evidence and no error or defect in any ruling or order or in anything done or
omitted by the court or by any of the parties is ground for granting a new trial
or for setting aside a verdict ... unless refusal to take such action appears to the
court to be inconsistent with substantial justice."

We agree with the Dykes court's conclusion that it is:


"incumbent upon counsel for the defendant when objecting to the admissibility
of such proof to explain as clearly as possible to the judge precisely why the
motive and opportunity of the defendants in the first case was not adequate to
develop the cross-examination which the instant defendant would have
presented to the witness."
Id.

See also McKee v. Moore, 648 P.2d 21, 23-24 (Okla.1982); Kirkland v.
General Motors Corp., 521 P.2d 1353, 1362-63 (Okla.1974) (adopting the
Restatement (Second) of Torts, 402A in products liability actions)

The court gave the following instruction regarding the elements of a


manufacturer's products liability claim:
Essential Elements of Plaintiff's Claim of Manufacturer's Products Liability
A party claiming damages under manufacturers' products liability has the
burden of proving each of the following propositions:

The defendants manufactured or sold asbestos containing products;

The defendants were in the business of selling or manufacturing such products


as a part of their business;
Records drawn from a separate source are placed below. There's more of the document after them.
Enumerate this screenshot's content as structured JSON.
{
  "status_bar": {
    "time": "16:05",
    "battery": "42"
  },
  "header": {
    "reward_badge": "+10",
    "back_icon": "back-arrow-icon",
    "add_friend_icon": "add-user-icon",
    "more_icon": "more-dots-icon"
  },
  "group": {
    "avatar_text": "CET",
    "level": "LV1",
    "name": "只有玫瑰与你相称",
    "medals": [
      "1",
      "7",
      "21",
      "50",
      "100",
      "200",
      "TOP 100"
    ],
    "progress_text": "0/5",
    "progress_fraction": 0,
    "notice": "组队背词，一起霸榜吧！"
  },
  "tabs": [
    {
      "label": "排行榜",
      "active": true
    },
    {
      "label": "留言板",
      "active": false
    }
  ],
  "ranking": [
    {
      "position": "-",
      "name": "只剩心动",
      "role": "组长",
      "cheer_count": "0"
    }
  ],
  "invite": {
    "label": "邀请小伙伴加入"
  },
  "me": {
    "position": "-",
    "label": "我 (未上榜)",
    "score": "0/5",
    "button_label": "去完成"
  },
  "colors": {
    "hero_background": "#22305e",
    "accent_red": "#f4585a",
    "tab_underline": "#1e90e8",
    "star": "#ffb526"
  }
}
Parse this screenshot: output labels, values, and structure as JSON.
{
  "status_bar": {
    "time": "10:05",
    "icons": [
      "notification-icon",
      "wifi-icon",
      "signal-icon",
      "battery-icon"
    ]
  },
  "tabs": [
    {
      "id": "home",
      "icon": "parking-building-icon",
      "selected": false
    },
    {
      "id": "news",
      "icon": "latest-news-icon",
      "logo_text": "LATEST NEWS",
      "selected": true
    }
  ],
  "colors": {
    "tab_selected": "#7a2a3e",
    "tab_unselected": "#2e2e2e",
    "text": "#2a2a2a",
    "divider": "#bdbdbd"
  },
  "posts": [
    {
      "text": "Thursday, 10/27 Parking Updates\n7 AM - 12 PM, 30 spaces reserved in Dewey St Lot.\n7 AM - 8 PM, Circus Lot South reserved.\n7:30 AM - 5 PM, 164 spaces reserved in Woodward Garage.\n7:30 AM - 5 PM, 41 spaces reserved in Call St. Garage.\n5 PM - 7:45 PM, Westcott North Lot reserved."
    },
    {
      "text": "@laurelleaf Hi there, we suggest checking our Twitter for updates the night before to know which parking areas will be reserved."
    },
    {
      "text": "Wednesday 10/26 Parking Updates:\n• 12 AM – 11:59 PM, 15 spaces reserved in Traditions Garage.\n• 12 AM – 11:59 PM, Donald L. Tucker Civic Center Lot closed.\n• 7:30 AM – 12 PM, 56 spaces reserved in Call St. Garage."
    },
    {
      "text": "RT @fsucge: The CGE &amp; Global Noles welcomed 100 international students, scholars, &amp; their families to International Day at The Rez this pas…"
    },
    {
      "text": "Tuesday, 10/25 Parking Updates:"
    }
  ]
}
The asbestos containing products were defective and because of the defect, the
asbestos containing products were unreasonably dangerous to a person who
uses, consumes, or might be reasonably expected to be affected by the asbestos

containing products;
4

The asbestos containing products were defective at the time they were
manufactured or sold by the defendants or left their control;

The plaintiff, Stanley O'Banion, was a person who used, consumed, or could
have reasonably been affected by the asbestos containing products; and,

The plaintiff, Stanley O'Banion, sustained injuries directly caused by the defect
in the asbestos containing products
(R.Vol. I, at 24).

Appellants also challenge the district court's dismissal of their civil conspiracy
claim. (R.Sup. Vol. I, at 8-9.) To the extent that the gist of a civil conspiracy
claim under Oklahoma law is damages, see Allen v. Ramsey, 170 Okl. 430, 41
P.2d 658, 667 (1935), this issue is rendered moot because plaintiffs failed to
establish that they suffered any damages